Forced out of Thessalonica by the Jews for his effective ministry, Paul wrote to encourage and teach new believers there. His first letter, according to John Calvin, contains a brief definition of true Christianity. It is a faith that is full of vigor, employing itself in the labors of love, intent upon the hope of the manifestation of Christ, despising everything else, and armed with an endurance that rises above the weariness of time and worldly temptations. Paul’s second epistle then expands upon and clarifies some of his teachings from the first letter. John Calvin delves into the rich meaning of Paul’s encouraging words. He brings insight into the historical church, as well as instructing today’s pastors on maintaining a healthy church and inspiring believers to grow in their daily walk.
John Calvin (1509–1564) was perhaps the Reformation’s most influential Bible teacher. He had a powerful influence on many Christian leaders, including John Knox, John Bunyan, Charles Spurgeon, William Carey, George Whitefield, and Jonathan Edwards. Known best for his Institutes of the Christian Religion, Calvin also wrote landmark expositions on most of the books of the Bible.

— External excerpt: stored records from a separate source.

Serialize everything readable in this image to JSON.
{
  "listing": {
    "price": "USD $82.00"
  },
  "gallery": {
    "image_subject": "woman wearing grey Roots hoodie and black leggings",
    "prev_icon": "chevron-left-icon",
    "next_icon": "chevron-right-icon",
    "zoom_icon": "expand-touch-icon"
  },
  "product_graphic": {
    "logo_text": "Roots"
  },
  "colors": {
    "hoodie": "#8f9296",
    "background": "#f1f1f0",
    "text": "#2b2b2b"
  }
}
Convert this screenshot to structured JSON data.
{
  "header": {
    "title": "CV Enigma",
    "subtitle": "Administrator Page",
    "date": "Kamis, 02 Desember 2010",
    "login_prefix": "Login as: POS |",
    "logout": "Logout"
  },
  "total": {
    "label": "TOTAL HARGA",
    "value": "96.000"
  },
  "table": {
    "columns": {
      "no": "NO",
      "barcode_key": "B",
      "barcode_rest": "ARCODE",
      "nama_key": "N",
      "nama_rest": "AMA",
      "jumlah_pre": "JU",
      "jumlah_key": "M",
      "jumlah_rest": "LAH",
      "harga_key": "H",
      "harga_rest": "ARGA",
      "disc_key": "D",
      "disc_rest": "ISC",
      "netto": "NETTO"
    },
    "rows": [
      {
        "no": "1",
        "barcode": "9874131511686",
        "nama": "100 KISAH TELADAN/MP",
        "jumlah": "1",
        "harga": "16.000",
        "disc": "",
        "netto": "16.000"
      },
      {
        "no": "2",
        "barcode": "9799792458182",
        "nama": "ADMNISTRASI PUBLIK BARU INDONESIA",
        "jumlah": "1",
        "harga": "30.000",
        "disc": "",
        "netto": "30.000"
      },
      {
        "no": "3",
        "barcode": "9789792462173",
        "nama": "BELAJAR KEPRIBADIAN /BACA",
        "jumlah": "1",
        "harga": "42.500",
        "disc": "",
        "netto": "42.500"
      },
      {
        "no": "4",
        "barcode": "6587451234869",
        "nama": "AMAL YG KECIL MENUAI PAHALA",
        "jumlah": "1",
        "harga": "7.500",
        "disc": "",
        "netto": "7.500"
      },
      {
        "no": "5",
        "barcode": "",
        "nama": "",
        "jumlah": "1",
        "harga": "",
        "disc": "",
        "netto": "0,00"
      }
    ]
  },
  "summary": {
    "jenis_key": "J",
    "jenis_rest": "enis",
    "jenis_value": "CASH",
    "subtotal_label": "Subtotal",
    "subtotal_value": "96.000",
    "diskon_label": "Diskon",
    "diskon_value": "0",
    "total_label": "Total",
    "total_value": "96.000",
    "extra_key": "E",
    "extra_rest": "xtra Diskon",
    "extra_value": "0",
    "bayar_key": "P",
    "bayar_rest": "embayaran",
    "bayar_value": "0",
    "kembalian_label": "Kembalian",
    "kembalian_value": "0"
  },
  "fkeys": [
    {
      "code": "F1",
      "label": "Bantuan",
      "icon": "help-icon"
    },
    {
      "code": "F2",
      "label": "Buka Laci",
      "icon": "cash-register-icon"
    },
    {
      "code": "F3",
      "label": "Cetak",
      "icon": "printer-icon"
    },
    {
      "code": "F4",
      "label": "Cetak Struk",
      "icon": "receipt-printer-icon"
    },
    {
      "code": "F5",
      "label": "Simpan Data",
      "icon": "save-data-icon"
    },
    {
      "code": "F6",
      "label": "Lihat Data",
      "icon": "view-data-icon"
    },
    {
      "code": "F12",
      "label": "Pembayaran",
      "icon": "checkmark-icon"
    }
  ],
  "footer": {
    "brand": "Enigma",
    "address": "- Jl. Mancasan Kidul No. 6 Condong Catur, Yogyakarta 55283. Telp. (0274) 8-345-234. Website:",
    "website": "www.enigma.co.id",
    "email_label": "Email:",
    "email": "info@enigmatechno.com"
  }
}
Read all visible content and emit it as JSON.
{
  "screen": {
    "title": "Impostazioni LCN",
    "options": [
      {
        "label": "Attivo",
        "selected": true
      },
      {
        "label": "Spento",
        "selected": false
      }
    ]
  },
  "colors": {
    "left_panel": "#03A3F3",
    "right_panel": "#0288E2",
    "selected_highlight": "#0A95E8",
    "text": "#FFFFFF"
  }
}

In addition to Calvin’s commentary on Genesis in this collection, Logos also offers Calvin’s 500 Collection (108 volumes) and the Institutes of the Christian Religion.